◆ Material for this task

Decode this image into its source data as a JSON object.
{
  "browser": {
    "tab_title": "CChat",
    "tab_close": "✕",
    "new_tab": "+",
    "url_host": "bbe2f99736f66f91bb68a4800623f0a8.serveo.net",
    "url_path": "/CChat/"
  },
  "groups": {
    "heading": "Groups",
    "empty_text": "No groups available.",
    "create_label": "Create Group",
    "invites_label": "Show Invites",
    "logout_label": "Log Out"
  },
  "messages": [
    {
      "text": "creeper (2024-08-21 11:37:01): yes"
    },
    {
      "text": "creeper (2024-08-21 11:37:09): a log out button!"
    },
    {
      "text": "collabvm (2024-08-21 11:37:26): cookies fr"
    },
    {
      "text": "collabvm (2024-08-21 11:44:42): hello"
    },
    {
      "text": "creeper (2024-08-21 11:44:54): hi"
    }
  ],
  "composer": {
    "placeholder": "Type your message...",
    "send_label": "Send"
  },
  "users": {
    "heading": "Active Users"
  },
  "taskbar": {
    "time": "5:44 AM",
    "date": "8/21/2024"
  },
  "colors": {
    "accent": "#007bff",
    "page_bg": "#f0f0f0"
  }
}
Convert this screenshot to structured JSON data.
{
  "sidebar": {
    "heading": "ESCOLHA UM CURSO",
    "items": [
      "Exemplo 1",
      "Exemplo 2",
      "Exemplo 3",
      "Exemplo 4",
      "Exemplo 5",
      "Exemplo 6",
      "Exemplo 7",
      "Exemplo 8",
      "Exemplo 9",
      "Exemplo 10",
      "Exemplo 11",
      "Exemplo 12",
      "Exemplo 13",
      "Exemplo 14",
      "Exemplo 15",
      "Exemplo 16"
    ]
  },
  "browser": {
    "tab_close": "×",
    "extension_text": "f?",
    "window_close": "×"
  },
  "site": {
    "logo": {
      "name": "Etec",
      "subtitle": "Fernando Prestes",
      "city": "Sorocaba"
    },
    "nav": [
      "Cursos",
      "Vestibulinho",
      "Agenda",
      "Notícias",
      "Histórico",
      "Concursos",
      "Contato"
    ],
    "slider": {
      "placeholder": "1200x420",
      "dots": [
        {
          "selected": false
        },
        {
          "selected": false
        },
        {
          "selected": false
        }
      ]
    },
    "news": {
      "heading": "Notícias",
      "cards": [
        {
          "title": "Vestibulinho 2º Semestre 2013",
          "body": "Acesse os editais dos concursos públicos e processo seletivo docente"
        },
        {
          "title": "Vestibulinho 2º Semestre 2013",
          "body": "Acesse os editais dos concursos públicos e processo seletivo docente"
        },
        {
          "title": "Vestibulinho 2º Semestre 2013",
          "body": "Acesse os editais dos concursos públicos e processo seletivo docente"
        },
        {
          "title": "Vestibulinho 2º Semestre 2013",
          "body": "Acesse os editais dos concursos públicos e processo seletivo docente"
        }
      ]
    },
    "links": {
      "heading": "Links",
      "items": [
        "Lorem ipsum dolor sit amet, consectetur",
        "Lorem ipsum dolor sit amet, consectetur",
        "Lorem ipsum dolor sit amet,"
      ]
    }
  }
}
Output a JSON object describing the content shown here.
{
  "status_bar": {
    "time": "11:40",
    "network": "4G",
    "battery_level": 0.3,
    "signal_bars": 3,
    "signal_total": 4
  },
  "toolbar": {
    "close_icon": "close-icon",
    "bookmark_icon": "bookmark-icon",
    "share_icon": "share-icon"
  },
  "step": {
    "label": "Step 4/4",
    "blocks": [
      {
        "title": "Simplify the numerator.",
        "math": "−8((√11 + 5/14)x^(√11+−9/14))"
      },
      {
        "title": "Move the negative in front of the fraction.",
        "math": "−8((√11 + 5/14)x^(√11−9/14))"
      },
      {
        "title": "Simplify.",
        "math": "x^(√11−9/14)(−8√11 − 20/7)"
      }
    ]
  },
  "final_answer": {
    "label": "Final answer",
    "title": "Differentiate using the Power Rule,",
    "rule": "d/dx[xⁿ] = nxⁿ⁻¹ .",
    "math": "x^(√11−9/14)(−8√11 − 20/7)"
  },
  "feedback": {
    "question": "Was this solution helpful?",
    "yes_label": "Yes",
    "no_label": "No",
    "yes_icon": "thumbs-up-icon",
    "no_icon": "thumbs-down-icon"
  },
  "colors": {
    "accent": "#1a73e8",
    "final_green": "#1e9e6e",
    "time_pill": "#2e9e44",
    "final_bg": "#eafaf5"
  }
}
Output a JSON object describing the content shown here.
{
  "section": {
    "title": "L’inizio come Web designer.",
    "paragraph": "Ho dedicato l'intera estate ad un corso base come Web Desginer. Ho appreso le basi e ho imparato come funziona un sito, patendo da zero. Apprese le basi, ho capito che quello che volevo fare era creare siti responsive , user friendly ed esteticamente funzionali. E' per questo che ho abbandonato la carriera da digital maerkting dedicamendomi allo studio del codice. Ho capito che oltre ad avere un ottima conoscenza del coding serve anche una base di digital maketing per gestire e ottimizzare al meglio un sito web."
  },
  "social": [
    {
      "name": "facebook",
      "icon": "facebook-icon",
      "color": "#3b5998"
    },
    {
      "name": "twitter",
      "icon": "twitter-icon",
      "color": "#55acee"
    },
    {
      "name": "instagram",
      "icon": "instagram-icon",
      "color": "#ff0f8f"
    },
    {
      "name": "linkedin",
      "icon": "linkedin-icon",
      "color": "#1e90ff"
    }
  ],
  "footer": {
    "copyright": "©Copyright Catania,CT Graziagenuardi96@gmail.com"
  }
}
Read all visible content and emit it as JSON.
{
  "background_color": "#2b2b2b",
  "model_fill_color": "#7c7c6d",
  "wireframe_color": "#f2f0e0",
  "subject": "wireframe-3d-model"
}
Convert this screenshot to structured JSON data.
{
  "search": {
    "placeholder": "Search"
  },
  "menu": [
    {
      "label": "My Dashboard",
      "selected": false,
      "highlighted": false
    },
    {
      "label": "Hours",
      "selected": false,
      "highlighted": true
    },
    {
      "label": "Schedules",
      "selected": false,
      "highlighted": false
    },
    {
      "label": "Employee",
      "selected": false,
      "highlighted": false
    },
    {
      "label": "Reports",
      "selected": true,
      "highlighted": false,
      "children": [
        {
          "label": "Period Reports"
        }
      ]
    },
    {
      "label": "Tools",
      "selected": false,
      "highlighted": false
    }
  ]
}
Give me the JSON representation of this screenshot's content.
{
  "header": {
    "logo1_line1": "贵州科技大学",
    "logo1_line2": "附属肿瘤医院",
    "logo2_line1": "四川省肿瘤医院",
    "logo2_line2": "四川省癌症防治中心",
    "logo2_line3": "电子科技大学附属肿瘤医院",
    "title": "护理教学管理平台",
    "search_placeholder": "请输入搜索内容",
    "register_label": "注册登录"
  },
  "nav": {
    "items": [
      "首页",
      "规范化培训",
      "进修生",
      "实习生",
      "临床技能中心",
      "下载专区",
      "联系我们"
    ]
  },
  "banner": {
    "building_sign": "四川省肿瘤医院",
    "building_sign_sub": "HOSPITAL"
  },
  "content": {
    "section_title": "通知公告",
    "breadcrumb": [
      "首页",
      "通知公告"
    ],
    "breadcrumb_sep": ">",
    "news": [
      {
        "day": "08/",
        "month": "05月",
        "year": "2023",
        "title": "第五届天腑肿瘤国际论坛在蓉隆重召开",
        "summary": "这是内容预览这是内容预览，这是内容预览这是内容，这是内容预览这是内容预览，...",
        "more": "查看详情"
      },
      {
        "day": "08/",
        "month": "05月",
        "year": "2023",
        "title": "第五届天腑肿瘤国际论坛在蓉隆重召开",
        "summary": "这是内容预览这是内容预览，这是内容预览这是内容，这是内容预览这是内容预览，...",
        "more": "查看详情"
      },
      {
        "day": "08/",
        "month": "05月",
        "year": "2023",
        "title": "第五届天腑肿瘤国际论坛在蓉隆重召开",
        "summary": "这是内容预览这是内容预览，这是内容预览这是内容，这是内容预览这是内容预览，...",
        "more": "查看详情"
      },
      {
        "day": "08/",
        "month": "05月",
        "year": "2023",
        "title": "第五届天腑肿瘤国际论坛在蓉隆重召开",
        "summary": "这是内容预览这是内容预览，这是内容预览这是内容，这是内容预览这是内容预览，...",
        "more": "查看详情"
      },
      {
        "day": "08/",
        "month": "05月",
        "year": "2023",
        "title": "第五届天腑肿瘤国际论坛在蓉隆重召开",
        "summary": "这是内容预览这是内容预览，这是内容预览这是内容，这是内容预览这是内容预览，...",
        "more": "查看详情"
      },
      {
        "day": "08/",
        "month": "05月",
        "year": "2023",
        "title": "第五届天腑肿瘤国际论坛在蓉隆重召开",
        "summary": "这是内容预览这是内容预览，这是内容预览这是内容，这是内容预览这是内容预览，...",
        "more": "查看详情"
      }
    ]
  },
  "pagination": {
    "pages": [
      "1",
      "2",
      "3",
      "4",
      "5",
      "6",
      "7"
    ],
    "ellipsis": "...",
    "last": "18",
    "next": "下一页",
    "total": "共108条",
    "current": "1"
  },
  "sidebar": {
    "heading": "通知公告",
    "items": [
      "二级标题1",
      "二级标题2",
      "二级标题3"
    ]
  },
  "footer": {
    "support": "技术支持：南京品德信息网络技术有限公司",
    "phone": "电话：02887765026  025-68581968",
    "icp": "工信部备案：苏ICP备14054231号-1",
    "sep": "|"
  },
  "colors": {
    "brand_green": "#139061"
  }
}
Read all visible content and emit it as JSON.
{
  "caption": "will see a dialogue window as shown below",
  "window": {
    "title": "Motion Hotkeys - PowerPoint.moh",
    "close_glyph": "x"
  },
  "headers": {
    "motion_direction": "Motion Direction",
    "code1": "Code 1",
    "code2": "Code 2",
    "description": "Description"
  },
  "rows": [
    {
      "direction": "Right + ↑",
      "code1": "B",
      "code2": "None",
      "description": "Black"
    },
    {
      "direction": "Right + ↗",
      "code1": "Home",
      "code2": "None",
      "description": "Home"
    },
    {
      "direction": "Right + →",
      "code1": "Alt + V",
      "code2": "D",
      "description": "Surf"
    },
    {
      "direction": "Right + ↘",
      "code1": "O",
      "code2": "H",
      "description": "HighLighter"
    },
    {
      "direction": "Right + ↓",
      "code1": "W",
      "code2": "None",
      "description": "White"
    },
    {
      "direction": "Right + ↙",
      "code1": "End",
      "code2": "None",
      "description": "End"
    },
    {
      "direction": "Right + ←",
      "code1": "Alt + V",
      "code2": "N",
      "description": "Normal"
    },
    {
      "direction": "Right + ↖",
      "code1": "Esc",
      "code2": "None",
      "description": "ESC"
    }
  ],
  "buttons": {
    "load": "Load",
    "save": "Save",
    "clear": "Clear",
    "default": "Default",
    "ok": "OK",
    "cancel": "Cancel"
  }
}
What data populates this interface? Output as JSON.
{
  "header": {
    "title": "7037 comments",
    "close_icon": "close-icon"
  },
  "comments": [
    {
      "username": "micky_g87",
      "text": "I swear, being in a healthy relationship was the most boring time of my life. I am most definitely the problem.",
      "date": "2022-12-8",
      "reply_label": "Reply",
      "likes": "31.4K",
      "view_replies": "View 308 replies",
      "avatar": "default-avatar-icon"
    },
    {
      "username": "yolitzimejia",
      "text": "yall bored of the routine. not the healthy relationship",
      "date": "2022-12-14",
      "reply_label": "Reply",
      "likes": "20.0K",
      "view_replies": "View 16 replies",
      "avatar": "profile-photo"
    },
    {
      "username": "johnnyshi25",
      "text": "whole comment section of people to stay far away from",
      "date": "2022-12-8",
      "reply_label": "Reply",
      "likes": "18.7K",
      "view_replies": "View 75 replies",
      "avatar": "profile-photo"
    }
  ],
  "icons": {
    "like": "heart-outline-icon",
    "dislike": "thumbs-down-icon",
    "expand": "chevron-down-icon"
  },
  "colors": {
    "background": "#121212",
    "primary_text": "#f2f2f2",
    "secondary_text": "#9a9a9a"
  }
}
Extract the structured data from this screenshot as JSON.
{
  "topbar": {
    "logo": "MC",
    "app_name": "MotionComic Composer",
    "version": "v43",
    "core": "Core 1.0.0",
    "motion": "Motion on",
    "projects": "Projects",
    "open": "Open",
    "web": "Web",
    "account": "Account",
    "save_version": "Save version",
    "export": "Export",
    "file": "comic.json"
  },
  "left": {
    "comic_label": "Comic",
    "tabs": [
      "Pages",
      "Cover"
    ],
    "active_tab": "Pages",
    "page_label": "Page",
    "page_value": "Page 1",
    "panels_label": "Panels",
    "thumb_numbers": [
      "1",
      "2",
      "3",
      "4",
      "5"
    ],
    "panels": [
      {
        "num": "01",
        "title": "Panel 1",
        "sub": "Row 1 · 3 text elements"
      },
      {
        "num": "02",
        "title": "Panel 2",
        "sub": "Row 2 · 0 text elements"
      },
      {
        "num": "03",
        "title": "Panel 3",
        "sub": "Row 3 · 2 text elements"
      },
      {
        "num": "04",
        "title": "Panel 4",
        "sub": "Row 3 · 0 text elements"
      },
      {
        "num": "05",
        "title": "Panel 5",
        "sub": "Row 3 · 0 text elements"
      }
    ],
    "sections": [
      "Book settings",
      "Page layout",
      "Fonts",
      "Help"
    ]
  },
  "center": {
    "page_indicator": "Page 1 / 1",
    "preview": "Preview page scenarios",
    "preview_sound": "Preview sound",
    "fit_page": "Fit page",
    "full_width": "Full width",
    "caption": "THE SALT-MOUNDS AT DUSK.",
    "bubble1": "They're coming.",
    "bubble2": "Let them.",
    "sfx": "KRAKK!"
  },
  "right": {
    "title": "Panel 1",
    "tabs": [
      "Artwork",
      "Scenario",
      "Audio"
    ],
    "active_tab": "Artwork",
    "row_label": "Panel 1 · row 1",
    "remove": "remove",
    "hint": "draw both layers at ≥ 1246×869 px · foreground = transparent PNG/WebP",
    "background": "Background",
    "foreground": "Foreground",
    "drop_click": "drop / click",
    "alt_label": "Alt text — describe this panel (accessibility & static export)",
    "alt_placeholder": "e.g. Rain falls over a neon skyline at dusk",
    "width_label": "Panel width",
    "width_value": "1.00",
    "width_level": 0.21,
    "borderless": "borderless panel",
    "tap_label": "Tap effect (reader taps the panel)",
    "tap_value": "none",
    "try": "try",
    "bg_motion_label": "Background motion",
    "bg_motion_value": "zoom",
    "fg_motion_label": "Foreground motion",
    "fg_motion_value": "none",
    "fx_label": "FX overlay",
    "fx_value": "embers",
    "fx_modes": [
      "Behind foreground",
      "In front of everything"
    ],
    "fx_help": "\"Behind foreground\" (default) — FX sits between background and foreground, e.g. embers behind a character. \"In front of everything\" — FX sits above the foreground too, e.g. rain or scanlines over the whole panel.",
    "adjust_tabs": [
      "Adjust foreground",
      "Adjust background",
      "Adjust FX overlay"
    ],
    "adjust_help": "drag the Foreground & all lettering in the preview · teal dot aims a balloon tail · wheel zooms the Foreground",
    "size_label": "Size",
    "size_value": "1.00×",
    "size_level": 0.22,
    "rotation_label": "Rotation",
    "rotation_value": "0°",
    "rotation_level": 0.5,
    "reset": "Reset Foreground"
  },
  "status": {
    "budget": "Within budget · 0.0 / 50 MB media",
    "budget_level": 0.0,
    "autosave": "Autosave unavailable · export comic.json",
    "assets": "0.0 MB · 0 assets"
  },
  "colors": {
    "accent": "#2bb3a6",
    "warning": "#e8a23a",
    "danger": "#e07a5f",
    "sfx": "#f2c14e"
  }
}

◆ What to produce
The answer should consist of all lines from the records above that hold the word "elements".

◆ Task output
        "sub": "Row 1 · 3 text elements"
        "sub": "Row 2 · 0 text elements"
        "sub": "Row 3 · 2 text elements"
        "sub": "Row 3 · 0 text elements"
        "sub": "Row 3 · 0 text elements"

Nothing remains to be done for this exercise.